Brown said because the passing of his father was so soon before shooting the final scene in “Field of Dreams,” he wasn’t really able to apply his emotions to his on-screen character. In fact, he said what he most focused on was not necessarily the sentiments of the scene, but on the game of catch with Costner.
“Playing catch seems like the simplest thing. I played catch with my brother a billion times as a kid, but when you have a helicopter flying next to you and for one take they’re probably paying $5,000 a minute to everybody involved, and there are about 3,000 extras on the set and maybe 1,500 cars driving away from you, the added pressure of a simple game of catch becomes a lot more difficult and was really compounded by the complexity of the shots. I also had a 1950’s catcher’s mitt with no flexibility at all; it was like playing catch with a bagel,” Brown said. “We ended up taking three takes. It turned out the first two came out black when we processed the film, but we got really lucky that the third one, the best one, was great.”
He added because the crew decided to shoot the scene at “magic hour” – the approximately 15-minute-interval after sunset when the glow of the sun is still barely visible – each take was a contest against time to cram in as much filming as possible. The entirety of that one scene took about two weeks to film.
Although he’d been working alongside mainstream actors like Richard Chamberlain in “The Thorn Birds” for eight years before his role in “Field of Dreams,” he said meeting Hollywood greats like Costner, James Earl Jones and Burt Lancaster was nothing less than a dream come true.
“I think I’ve always been a little bit of a star-struck kid, always the kind of guy to walk up and ask ‘can I take my picture with you?’” Brown said. “Meeting Burt Lancaster was amazing, I talk about it in the book; I made an effort to say hello to him.
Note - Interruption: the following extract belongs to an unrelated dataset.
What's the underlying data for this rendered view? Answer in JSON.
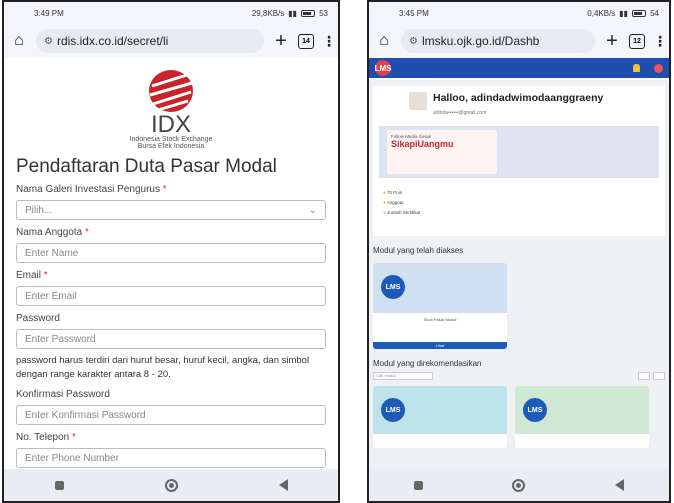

James Earl Jones I was just afraid to talk to, but he’s just the nicest guy you could ever imagine. I mean his voice is Darth Vader! As much as you appreciate it on-screen, it’s just a phenomenon in itself. With Kevin, his career was really kicking off and everybody wanted to get to know him. He’s just a super nice guy.”
Brown said although meeting the stars in Hollywood is always fun, ironically most of his best friends he’s met while in Los Angeles are from Ohio, and parts of his life growing up in the Medina area always seem to seep into his lifestyle.
“There’s just something about good Midwestern people I gravitate toward. It just ends up being who I like to spend my time with,” he said. “One thing I’ve realized, too, is the benefit of being in the middle of nowhere. Growing up I had 52 acres to run around on, and I love the outdoors. So when I wanted to settle down I was yearning for the farm country of Ohio, and I’ve found that for the most part in the first house I bought out here.”
Brown said his plan is to officially release his book on Father’s Day, June 15, at the Lansing Road field where his scene was shot in Dyersville. However, the book may be released earlier, likely in late April or early May, on Amazon.com. For updates, follow Brown’s progress at his Web site www.dwierbrown.com.
Brown said although it depends on the finances raised from his Indiegogo campaign – a Web site that helps independent projects gain exposure and raise money – he would like to travel to minor league ballparks throughout the Midwest to share stories and sign books. Dates for the potential tour can also be found at www.dwierbrown.com.